PROBLEM DETAILS:
Print out each entry below exactly; do not carry over any image.

Data about app and page elements:
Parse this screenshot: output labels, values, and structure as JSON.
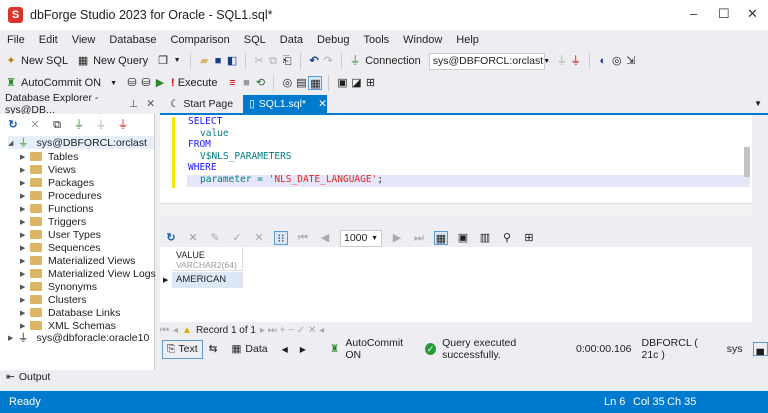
{
  "window": {
    "title": "dbForge Studio 2023 for Oracle - SQL1.sql*",
    "logo": "S",
    "minimize": "–",
    "maximize": "☐",
    "close": "✕"
  },
  "menu": [
    "File",
    "Edit",
    "View",
    "Database",
    "Comparison",
    "SQL",
    "Data",
    "Debug",
    "Tools",
    "Window",
    "Help"
  ],
  "toolbar1": {
    "new_sql": "New SQL",
    "new_query": "New Query",
    "connection_label": "Connection",
    "connection_value": "sys@DBFORCL:orclast"
  },
  "toolbar2": {
    "autocommit": "AutoCommit ON",
    "execute": "Execute"
  },
  "explorer": {
    "title": "Database Explorer - sys@DB...",
    "connection": "sys@DBFORCL:orclast",
    "folders": [
      "Tables",
      "Views",
      "Packages",
      "Procedures",
      "Functions",
      "Triggers",
      "User Types",
      "Sequences",
      "Materialized Views",
      "Materialized View Logs",
      "Synonyms",
      "Clusters",
      "Database Links",
      "XML Schemas"
    ],
    "connection2": "sys@dbforacle:oracle10"
  },
  "tabs": {
    "start": "Start Page",
    "sql": "SQL1.sql*"
  },
  "code": {
    "l1": "SELECT",
    "l2": "value",
    "l3": "FROM",
    "l4": "V$NLS_PARAMETERS",
    "l5": "WHERE",
    "l6a": "parameter = ",
    "l6b": "'NLS_DATE_LANGUAGE'",
    "l6c": ";"
  },
  "results": {
    "page_size": "1000",
    "column": "VALUE",
    "column_type": "VARCHAR2(64)",
    "rows": [
      "AMERICAN"
    ],
    "record": "Record 1 of 1"
  },
  "bottom": {
    "text": "Text",
    "data": "Data",
    "autocommit": "AutoCommit ON",
    "message": "Query executed successfully.",
    "time": "0:00:00.106",
    "server": "DBFORCL ( 21c )",
    "user": "sys"
  },
  "output": "Output",
  "status": {
    "ready": "Ready",
    "ln": "Ln 6",
    "col": "Col 35",
    "ch": "Ch 35"
  },
  "colors": {
    "accent": "#007acc",
    "keyword": "#1a1aff",
    "identifier": "#008080",
    "string": "#e3261b"
  }
}
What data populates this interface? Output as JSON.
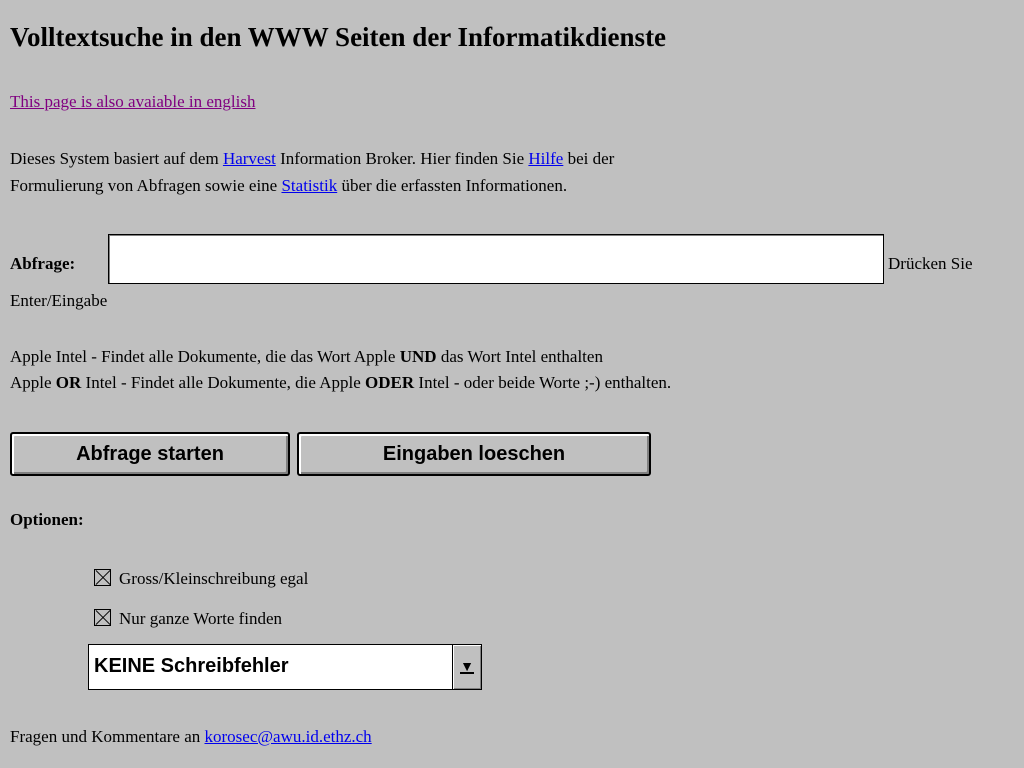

ANSWER AREA:
Parse this screenshot: output labels, values, and structure as JSON.
{
  "window": {
    "title": "dbForge Studio 2023 for Oracle - SQL1.sql*",
    "logo": "S",
    "minimize": "–",
    "maximize": "☐",
    "close": "✕"
  },
  "menu": [
    "File",
    "Edit",
    "View",
    "Database",
    "Comparison",
    "SQL",
    "Data",
    "Debug",
    "Tools",
    "Window",
    "Help"
  ],
  "toolbar1": {
    "new_sql": "New SQL",
    "new_query": "New Query",
    "connection_label": "Connection",
    "connection_value": "sys@DBFORCL:orclast"
  },
  "toolbar2": {
    "autocommit": "AutoCommit ON",
    "execute": "Execute"
  },
  "explorer": {
    "title": "Database Explorer - sys@DB...",
    "connection": "sys@DBFORCL:orclast",
    "folders": [
      "Tables",
      "Views",
      "Packages",
      "Procedures",
      "Functions",
      "Triggers",
      "User Types",
      "Sequences",
      "Materialized Views",
      "Materialized View Logs",
      "Synonyms",
      "Clusters",
      "Database Links",
      "XML Schemas"
    ],
    "connection2": "sys@dbforacle:oracle10"
  },
  "tabs": {
    "start": "Start Page",
    "sql": "SQL1.sql*"
  },
  "code": {
    "l1": "SELECT",
    "l2": "value",
    "l3": "FROM",
    "l4": "V$NLS_PARAMETERS",
    "l5": "WHERE",
    "l6a": "parameter = ",
    "l6b": "'NLS_DATE_LANGUAGE'",
    "l6c": ";"
  },
  "results": {
    "page_size": "1000",
    "column": "VALUE",
    "column_type": "VARCHAR2(64)",
    "rows": [
      "AMERICAN"
    ],
    "record": "Record 1 of 1"
  },
  "bottom": {
    "text": "Text",
    "data": "Data",
    "autocommit": "AutoCommit ON",
    "message": "Query executed successfully.",
    "time": "0:00:00.106",
    "server": "DBFORCL ( 21c )",
    "user": "sys"
  },
  "output": "Output",
  "status": {
    "ready": "Ready",
    "ln": "Ln 6",
    "col": "Col 35",
    "ch": "Ch 35"
  },
  "colors": {
    "accent": "#007acc",
    "keyword": "#1a1aff",
    "identifier": "#008080",
    "string": "#e3261b"
  }
}
What data populates this interface? Output as JSON.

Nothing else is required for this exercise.